Once upon a time, for my holiday, I would pick 3 or places (in different states) and then spend a week or so travelling to each of them, stopping the car when I saw something interesting. Lots of time spent listening to the radio, watching the landscape slowly change outside.
I enjoyed my visit to the birthplace museum, I had a little chat with a member of staff as we looked at one of Elvis’s late jumpsuits. She was more late Elvis, while I was more early Elvis.
The house itself looked rather neat and trim. I wondered if it was like that when Elvis lived there.
Sometimes, I think being from the UK makes the rest of the world seem a much more dramatic place. People start to moan when the weather even gets near to 0 and when it goes a couple of degrees below, certain newspapers start trumpeting about an”arctic vortex”, when really, it is just a bit cold.
In Finland by contrast, no one mentions the weather until it gets to about -15 degrees or so. A Finnish friend asked me why I thought it was strange to ride a bicycle in the snow – it was perfectly normal to her.
If the whole cold thing interests you, I recommend visiting the Culture Museum in Helsinki. I particularly enjoyed reading about Kai Donner’s adventures in northern Finland, where it gets really cold.
Anyway, when I took this picture, it must have only been about -10. And it wasn’t windy. So no macho points for me.
I don’t find it easy to take square landscapes. Here I was trying to use the curve of the river’s edge to lead your eye through the frame, but I’m not sure it works.
I believe Clayton is in the north of Georgia where once you might have found bears in the countryside, but no longer. I did find some rather large deer which burst from a bush as I walked through the forest, making me jump. But that was it.
When you first move to new area, you make a real effort to explore and take in where you live. So when I moved to Georgia, I spent quite a while exploring downtown Atlanta.
It turns out, Fire Station No11 is quite a famous building, which is on the National Historical Buildings Register. You can see, even when I took this picture almost 20 years ago, it hadn’t been used as a fire station for sometime. Now, it is a restaurant. I remember when I took the picture, the contrast with the other buildings in Mid-town, which towered over it. I believe the Bell South office behind the fire station still exists and is now AT&T.
This is a photograph I took in Ueno Park, which is in the centre of Tokyo. If we zoomed out, you would see that Ueno is the distict where the Zoo and National Museum are (a fascinating place as well). It is rather beautiful and manages rich colours, even in the middle of winter.

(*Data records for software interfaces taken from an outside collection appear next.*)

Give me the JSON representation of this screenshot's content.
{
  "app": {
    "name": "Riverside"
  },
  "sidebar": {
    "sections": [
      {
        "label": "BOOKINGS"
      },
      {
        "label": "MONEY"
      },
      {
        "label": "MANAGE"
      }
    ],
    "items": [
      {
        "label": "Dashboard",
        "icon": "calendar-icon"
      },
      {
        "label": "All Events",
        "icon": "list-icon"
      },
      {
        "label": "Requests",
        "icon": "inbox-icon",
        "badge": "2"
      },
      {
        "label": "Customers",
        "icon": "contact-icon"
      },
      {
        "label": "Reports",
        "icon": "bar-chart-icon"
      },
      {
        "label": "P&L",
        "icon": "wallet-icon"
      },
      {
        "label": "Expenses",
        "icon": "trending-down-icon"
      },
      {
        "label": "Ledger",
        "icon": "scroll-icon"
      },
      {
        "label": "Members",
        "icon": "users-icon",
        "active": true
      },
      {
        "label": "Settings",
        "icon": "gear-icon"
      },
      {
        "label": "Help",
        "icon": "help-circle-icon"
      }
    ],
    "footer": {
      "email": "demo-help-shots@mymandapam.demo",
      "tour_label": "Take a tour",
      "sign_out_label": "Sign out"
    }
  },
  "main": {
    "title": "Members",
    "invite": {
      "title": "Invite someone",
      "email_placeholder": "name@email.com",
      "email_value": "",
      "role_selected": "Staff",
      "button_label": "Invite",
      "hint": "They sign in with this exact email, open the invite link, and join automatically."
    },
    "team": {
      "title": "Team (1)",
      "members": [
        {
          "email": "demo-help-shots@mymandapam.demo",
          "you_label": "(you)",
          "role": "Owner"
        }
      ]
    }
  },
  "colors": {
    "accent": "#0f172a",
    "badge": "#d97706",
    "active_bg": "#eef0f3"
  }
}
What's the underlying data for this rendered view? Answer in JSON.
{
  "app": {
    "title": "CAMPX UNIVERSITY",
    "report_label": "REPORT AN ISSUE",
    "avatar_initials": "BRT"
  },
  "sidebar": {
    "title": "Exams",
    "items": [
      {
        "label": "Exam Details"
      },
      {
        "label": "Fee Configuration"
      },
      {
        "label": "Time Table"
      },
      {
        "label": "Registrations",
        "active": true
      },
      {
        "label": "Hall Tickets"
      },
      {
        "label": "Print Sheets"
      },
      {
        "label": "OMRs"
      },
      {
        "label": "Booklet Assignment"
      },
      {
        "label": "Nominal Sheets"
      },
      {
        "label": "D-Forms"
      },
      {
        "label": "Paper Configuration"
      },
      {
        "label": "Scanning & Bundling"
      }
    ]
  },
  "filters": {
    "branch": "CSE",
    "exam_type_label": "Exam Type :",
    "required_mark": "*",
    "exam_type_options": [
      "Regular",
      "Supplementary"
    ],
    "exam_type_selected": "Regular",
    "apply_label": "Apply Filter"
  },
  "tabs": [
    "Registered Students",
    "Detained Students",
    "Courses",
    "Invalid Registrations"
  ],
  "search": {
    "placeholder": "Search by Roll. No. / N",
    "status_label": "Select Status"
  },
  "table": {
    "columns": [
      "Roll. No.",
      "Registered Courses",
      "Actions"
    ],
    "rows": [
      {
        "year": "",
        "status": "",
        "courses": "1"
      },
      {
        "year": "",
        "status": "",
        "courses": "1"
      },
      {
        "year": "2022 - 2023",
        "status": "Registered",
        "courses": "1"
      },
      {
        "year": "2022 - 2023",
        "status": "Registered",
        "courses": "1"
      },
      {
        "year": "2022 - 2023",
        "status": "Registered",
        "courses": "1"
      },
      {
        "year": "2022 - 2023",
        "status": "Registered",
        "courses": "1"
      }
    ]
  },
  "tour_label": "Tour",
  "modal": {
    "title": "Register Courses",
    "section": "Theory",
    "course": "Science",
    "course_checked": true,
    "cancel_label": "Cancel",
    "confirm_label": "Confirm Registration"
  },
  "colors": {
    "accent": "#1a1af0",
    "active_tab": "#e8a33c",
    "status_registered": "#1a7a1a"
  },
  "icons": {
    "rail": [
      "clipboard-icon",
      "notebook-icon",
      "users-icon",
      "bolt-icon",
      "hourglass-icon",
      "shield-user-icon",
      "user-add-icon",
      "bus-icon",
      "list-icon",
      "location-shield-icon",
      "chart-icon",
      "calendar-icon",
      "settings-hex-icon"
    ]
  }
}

Although, it feels like a worn phrase, but I think Japan (and the Japanese) is very good at details and little touches.
Senate House is one of Bloomsbury’s landmarks, along with the British Museum and Russell Square.
Designed by Charles Holden as part of a larger development which was never built. Construction lasted between 1932-1937.
This was one of the first pictures I took with my (new to me) Rolleiflex. The original print is beautifully rich in detail. I also like the contrast between the almost white building and the almost black sky (did I use an orange filter?).
One of the things about being off the coast of a continent, is that you can never be quite sure what the weather will do next. Last March, just as we were coming out of winter, it suddenly snowed quite heavily and gave us all a surprise.
One month later, the snow has gone and it is definitely Spring.